__What you will do__.
Number of lines below with "photo": work it out and reply with that number only.

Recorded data
▽
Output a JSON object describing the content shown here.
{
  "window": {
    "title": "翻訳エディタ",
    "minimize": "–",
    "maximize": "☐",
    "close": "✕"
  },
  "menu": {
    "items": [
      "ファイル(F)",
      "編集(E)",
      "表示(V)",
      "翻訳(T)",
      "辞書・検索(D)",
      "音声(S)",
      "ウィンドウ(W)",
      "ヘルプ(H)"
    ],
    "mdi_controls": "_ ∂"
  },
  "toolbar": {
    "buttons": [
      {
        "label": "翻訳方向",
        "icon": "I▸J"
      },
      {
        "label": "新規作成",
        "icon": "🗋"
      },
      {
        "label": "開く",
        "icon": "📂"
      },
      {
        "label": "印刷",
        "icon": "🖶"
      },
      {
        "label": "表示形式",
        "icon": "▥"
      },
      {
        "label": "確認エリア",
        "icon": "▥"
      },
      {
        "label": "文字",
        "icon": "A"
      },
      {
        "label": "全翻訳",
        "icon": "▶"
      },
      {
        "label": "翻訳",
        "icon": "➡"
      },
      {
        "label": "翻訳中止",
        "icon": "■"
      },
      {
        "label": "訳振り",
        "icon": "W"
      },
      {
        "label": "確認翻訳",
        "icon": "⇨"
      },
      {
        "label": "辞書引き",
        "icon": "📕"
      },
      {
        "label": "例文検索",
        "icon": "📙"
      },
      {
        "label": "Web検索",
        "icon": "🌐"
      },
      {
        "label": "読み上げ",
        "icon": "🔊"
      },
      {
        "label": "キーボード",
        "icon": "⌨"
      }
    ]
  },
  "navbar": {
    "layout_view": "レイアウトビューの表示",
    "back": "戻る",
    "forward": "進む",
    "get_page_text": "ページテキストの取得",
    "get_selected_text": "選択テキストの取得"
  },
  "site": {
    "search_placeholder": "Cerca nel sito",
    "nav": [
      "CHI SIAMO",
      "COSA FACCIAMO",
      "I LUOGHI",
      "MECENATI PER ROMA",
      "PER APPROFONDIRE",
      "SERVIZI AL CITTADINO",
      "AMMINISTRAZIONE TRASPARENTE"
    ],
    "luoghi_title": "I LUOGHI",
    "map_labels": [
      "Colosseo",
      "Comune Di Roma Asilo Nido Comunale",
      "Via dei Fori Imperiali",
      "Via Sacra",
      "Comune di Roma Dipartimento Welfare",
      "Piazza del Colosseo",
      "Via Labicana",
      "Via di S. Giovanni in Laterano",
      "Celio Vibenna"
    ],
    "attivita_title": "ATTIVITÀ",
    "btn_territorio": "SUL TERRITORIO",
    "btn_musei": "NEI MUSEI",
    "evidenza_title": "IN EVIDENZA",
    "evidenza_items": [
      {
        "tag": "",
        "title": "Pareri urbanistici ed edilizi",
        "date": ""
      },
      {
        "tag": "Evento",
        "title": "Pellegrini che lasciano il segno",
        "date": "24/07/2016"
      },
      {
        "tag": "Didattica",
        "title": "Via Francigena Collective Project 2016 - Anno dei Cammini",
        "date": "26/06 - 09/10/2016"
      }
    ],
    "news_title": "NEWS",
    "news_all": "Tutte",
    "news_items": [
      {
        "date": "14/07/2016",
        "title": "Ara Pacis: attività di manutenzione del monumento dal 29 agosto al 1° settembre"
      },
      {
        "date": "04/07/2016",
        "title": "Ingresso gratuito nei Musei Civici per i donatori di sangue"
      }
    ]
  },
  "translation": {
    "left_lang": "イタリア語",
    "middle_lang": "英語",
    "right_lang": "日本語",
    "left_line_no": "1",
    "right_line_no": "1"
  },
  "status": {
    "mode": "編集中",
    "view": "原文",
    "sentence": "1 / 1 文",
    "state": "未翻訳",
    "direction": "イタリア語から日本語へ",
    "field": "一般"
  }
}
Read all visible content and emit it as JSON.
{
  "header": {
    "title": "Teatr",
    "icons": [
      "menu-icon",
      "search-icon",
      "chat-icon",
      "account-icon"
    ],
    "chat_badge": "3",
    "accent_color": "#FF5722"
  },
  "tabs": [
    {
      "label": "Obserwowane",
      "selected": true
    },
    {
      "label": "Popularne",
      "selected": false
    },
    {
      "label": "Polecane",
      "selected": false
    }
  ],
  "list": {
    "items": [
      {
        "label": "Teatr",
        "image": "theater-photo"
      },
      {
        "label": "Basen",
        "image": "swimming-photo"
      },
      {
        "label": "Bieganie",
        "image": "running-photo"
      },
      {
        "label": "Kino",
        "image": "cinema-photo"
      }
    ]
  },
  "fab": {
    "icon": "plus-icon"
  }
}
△
__Task output__.
4